One important word that appeared in the Hebrew text nearly 7,000 times had to be dealt with: God’s name, in Hebrew, consists of the four letters, YHWH.  It's called the tetragrammaton. Hebrew reads right-to-left, so if transliterated it looked more like יהוה (HWHY).

Contrary to popular belief those Jewish scholars had no superstitions about God's name. That didn't come along until several hundred years later. So far, more than 10 early Greek Septuagint manuscripts and fragments have been found which have the Hebrew characters יהוה in the Greek text wherever the Hebrew original had Jehovah. Some use the more familiar squarish-Hebrew characters shown above, from the alphabet the Jews evidently borrowed from Babylon.

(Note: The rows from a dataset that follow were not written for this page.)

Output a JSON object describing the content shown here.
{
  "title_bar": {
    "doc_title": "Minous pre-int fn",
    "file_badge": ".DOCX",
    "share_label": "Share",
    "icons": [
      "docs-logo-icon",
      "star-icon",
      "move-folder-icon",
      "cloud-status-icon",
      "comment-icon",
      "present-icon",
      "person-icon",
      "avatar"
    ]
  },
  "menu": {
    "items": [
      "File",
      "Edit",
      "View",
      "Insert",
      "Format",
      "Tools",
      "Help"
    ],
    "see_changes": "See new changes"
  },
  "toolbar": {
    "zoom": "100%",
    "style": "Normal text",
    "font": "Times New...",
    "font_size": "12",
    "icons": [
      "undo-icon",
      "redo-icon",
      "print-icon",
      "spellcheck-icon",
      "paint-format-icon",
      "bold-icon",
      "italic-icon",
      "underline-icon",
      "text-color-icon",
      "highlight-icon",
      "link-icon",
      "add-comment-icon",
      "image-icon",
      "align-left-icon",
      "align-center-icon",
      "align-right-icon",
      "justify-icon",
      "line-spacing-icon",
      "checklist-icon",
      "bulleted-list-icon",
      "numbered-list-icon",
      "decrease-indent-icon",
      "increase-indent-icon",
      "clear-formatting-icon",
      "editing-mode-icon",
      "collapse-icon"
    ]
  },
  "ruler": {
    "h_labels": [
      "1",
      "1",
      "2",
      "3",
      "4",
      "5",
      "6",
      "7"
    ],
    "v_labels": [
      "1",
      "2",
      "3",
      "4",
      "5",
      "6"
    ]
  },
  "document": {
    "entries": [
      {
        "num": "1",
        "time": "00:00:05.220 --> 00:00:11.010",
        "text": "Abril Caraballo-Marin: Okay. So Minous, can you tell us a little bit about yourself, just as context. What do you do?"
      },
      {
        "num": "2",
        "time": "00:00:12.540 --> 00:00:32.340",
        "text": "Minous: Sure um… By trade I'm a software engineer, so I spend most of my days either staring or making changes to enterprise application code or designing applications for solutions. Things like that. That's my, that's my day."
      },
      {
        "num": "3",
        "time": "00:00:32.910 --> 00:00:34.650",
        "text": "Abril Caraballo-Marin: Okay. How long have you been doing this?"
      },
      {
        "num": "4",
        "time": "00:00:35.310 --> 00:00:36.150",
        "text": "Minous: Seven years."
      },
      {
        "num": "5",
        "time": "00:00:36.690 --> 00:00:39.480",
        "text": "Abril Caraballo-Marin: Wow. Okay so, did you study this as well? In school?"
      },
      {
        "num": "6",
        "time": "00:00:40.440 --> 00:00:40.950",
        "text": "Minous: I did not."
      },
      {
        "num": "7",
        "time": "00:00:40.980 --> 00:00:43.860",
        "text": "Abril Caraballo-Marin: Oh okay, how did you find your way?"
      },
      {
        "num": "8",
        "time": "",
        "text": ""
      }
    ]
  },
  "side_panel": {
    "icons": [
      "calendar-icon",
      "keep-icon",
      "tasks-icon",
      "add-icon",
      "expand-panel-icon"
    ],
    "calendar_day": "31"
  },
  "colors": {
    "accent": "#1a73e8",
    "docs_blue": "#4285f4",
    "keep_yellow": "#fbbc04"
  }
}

Others insert the tetragrammaton in the older paleo-Hebrew (Canaanite) alphabet that looks like this:

Some of the Greek texts leave a blank space where the tetragrammaton should be. It isn't known today whether the intention was for a different scholar to fill in the blank, or whether it was intended to stay blank. There are even some examples of something the Latin translator Jerome commented on in a letter to someone named Marcella:

In a letter written at Rome, 384 C.E., Jerome relates that, when coming upon these Hebrew letters of the Tetragrammaton (יהוה) in copies of the Septuagint, "certain ignorant ones, because of the similarity of the characters…were accustomed to pronounce Pi Pi, mistaking them for the Greek characters." (πιπι)

Jerome did the world a huge disservice: He knew God’s name; He could read Hebrew; He had access to Hebrew Scrolls of the Old Testament in which he saw יהוה nearly 7000 times. But he didn't come up with an adequate Latin translation of the tetragrammaton. It's true that by his day the Jewish rabbis had begun spreading the superstition about not saying God's name out loud, but why should that have bothered Jerome? He wasn't Jewish. 

There had to have been Jews who could have told him the most common way Hebrew-speaking people pronounced יהוה

There likewise had to have been bilingual Hebrew/Greek speakers who had come up with ways to pronounce God's name in Greek. Yet, when Jerome wrote his Latin Vulgate version, he chose to translate יהוה as "Dominus", Lord, or "Deus", Latin for 'God', little different from words applied to all the hundreds of Roman gods, who all had distinctive names.

Perhaps it never occurred to him that Bible scholars would still be relying on his text a thousand years later.

Ultimately, what difference does it make? We’ll get to that in Part Two.

Click here to read another of my columns on Bible translation. 

 Feel free to leave a polite comment. 

Bill K. Underwood is the author of several novels and one non-fiction self-help book, all available at You can help support this site by purchasing a book.